Adding Data to Tables

You saw in the previous example, a method of adding a new row to a table. Adding a new column works the same way: place the cursor in a cell outside the table to the right, and type in a value. Excel 2007 automatically expands the table to include the new data. If this is not the desired behavior, then a simple command available in a smart tag resizes the table and leaves the value outside the table. There are other ways to add rows. Much like tables in Microsoft Office Word 2007, pressing the TAB key when the active cell is in the last column of the last row causes Excel 2007 to add a new row and move the active cell to the first column of the newly added row. In addition, pressing the ENTER key when the active cell is in any cell of the last row also causes a new row to be added.

Finally, if you want a quick way to resize your table to add or subtract rows or columns, click the resize handle in the lower-right corner of the table and drag it in the direction desired. You can see the resize handle in the lower right corner of the table in Figure 1.

One of the goals of the table feature is to maintain the integrity of your tabular structure so that the only way to shift cells or create space in a table is to add or insert entire table rows or entire table columns.


As you can see, adding rows and columns to your tables is much easier in Excel 2007. In addition, table formatting persists with these additions. In future Office Talk columns, I'll discuss more of the core features of tables.

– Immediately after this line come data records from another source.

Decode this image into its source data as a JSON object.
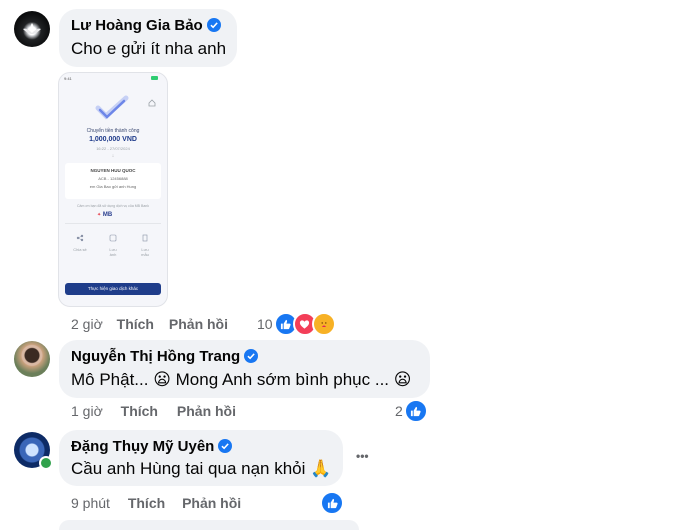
{
  "comments": [
    {
      "author": "Lư Hoàng Gia Bảo",
      "text": "Cho e gửi ít nha anh",
      "time": "2 giờ",
      "like_label": "Thích",
      "reply_label": "Phản hồi",
      "reaction_count": "10",
      "attachment": {
        "title": "Chuyển tiền thành công",
        "amount": "1,000,000 VND",
        "datetime": "16:22 - 27/07/2024",
        "recipient": "NGUYEN HUU QUOC",
        "account": "ACB - 12456888",
        "note": "em Gia Bao gửi anh Hung",
        "thanks": "Cảm ơn bạn đã sử dụng dịch vụ của MB Bank",
        "bank": "MB",
        "actions": [
          "Chia sẻ",
          "Lưu ảnh",
          "Lưu mẫu"
        ],
        "cta": "Thực hiện giao dịch khác"
      }
    },
    {
      "author": "Nguyễn Thị Hồng Trang",
      "text": "Mô Phật... 😦 Mong Anh sớm bình phục ... 😦",
      "time": "1 giờ",
      "like_label": "Thích",
      "reply_label": "Phản hồi",
      "reaction_count": "2"
    },
    {
      "author": "Đặng Thụy Mỹ Uyên",
      "text": "Cầu anh Hùng tai qua nạn khỏi 🙏",
      "time": "9 phút",
      "like_label": "Thích",
      "reply_label": "Phản hồi",
      "more": "•••"
    }
  ],
  "colors": {
    "accent": "#1877f2",
    "bubble": "#f0f2f5",
    "meta_text": "#65676b"
  }
}
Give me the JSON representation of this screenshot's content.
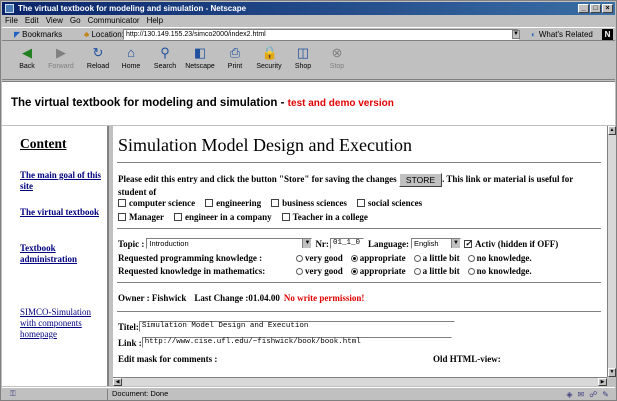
{
  "window": {
    "title": "The virtual textbook for modeling and simulation - Netscape"
  },
  "menu": [
    "File",
    "Edit",
    "View",
    "Go",
    "Communicator",
    "Help"
  ],
  "locationbar": {
    "bookmarks": "Bookmarks",
    "location_label": "Location:",
    "url": "http://130.149.155.23/simco2000/index2.html",
    "whats_related": "What's Related"
  },
  "toolbar": {
    "back": "Back",
    "forward": "Forward",
    "reload": "Reload",
    "home": "Home",
    "search": "Search",
    "netscape": "Netscape",
    "print": "Print",
    "security": "Security",
    "shop": "Shop",
    "stop": "Stop"
  },
  "banner": {
    "title": "The virtual textbook for modeling and simulation",
    "sep": " - ",
    "subtitle": "test and demo version"
  },
  "sidebar": {
    "title": "Content",
    "links": [
      "The main goal of this site",
      "The virtual textbook",
      "Textbook administration",
      "SIMCO-Simulation with components homepage"
    ]
  },
  "main": {
    "heading": "Simulation Model Design and Execution",
    "instr_before": "Please edit this entry and click the button \"Store\" for saving the changes",
    "store_label": "STORE",
    "instr_after": ". This link or material is useful for student of",
    "audiences": [
      "computer science",
      "engineering",
      "business sciences",
      "social sciences",
      "Manager",
      "engineer in a company",
      "Teacher in a college"
    ],
    "topic_label": "Topic :",
    "topic_value": "Introduction",
    "nr_label": "Nr:",
    "nr_value": "01_1_0",
    "language_label": "Language:",
    "language_value": "English",
    "active_label": "Activ (hidden if OFF)",
    "prog_label": "Requested programming knowledge :",
    "math_label": "Requested knowledge in mathematics:",
    "levels": [
      "very good",
      "appropriate",
      "a little bit",
      "no knowledge."
    ],
    "owner_label": "Owner :",
    "owner_value": "Fishwick",
    "change_label": "Last Change :",
    "change_value": "01.04.00",
    "nowrite": "No write permission!",
    "titel_label": "Titel:",
    "titel_value": "Simulation Model Design and Execution",
    "link_label": "Link :",
    "link_value": "http://www.cise.ufl.edu/~fishwick/book/book.html",
    "edit_mask": "Edit mask for comments :",
    "old_html": "Old HTML-view:"
  },
  "status": {
    "text": "Document: Done"
  }
}
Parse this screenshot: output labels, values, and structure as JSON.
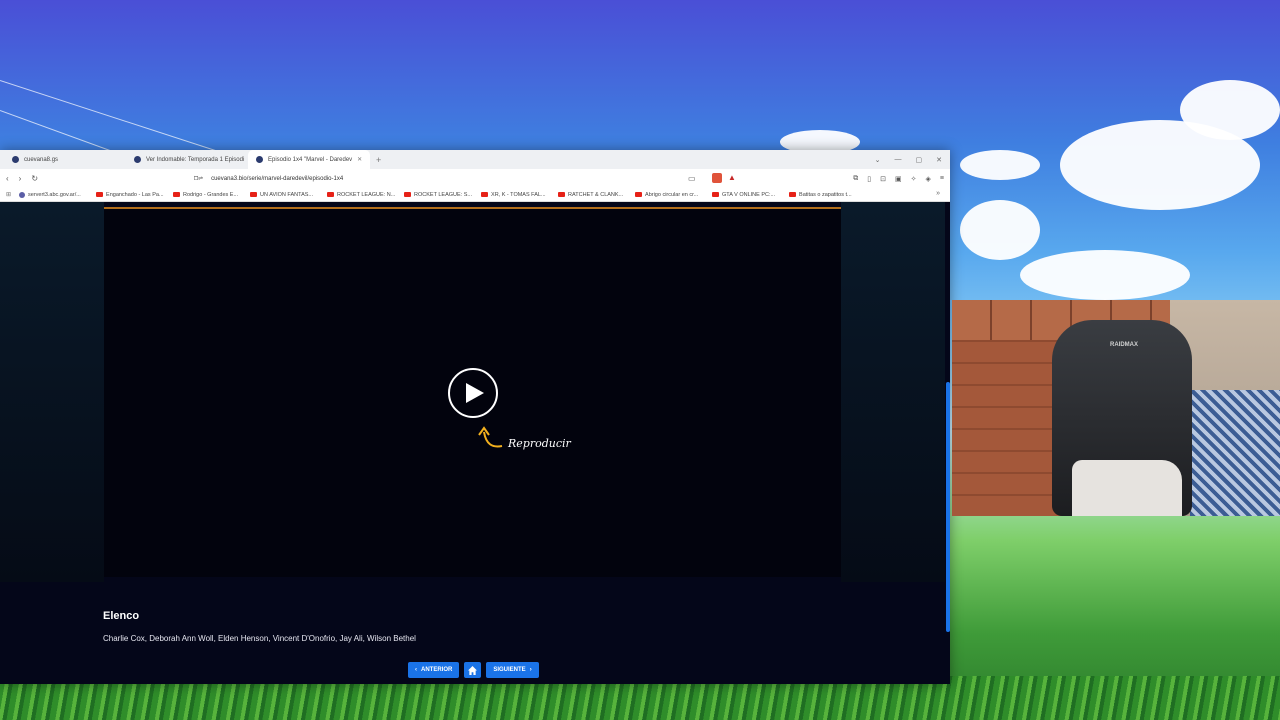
{
  "browser": {
    "tabs": [
      {
        "title": "cuevana8.gs",
        "active": false
      },
      {
        "title": "Ver Indomable: Temporada 1 Episodi",
        "active": false
      },
      {
        "title": "Episodio 1x4 \"Marvel - Daredev",
        "active": true
      }
    ],
    "url": "cuevana3.bio/serie/marvel-daredevil/episodio-1x4",
    "bookmarks": [
      {
        "label": "servert3.abc.gov.ar/...",
        "icon": "gov"
      },
      {
        "label": "Enganchado - Las Pa...",
        "icon": "youtube"
      },
      {
        "label": "Rodrigo - Grandes E...",
        "icon": "youtube"
      },
      {
        "label": "UN AVION FANTAS...",
        "icon": "youtube"
      },
      {
        "label": "ROCKET LEAGUE: N...",
        "icon": "youtube"
      },
      {
        "label": "ROCKET LEAGUE: S...",
        "icon": "youtube"
      },
      {
        "label": "XR, K - TOMAS FAL...",
        "icon": "youtube"
      },
      {
        "label": "RATCHET & CLANK...",
        "icon": "youtube"
      },
      {
        "label": "Abrigo circular en cr...",
        "icon": "youtube"
      },
      {
        "label": "GTA V ONLINE PC:...",
        "icon": "youtube"
      },
      {
        "label": "Batitas o zapatitos t...",
        "icon": "youtube"
      }
    ]
  },
  "player": {
    "play_hint": "Reproducir"
  },
  "cast": {
    "title": "Elenco",
    "names": "Charlie Cox, Deborah Ann Woll, Elden Henson, Vincent D'Onofrio, Jay Ali, Wilson Bethel"
  },
  "navigation": {
    "prev_label": "ANTERIOR",
    "next_label": "SIGUIENTE"
  },
  "webcam": {
    "chair_brand": "RAIDMAX"
  },
  "colors": {
    "accent": "#1a73e8",
    "page_bg": "#040619"
  }
}
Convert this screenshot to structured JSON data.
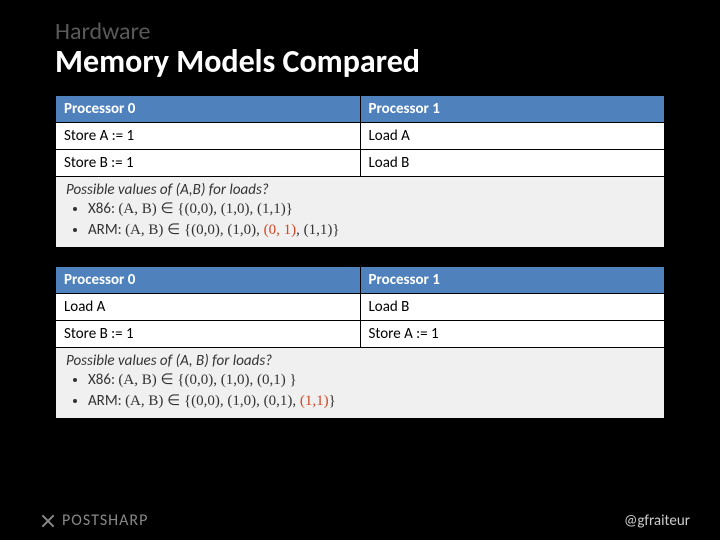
{
  "pretitle": "Hardware",
  "title": "Memory Models Compared",
  "table1": {
    "h0": "Processor 0",
    "h1": "Processor 1",
    "r1c0": "Store A := 1",
    "r1c1": "Load A",
    "r2c0": "Store B := 1",
    "r2c1": "Load B"
  },
  "result1": {
    "question": "Possible values of (A,B) for loads?",
    "x86_label": "X86: ",
    "x86_expr": "(A, B) ∈ {(0,0), (1,0), (1,1)}",
    "arm_label": "ARM: ",
    "arm_expr_pre": "(A, B) ∈ {(0,0), (1,0), ",
    "arm_hl": "(0, 1)",
    "arm_expr_post": ", (1,1)}"
  },
  "table2": {
    "h0": "Processor 0",
    "h1": "Processor 1",
    "r1c0": "Load A",
    "r1c1": "Load B",
    "r2c0": "Store B := 1",
    "r2c1": "Store A := 1"
  },
  "result2": {
    "question": "Possible values of (A, B) for loads?",
    "x86_label": "X86: ",
    "x86_expr": "(A, B) ∈ {(0,0), (1,0), (0,1) }",
    "arm_label": "ARM: ",
    "arm_expr_pre": "(A, B) ∈ {(0,0), (1,0), (0,1), ",
    "arm_hl": "(1,1)",
    "arm_expr_post": "}"
  },
  "footer": {
    "brand": "POSTSHARP",
    "handle": "@gfraiteur"
  }
}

Additional Resources

For more information about working with tables in Excel 2007, see the following resources: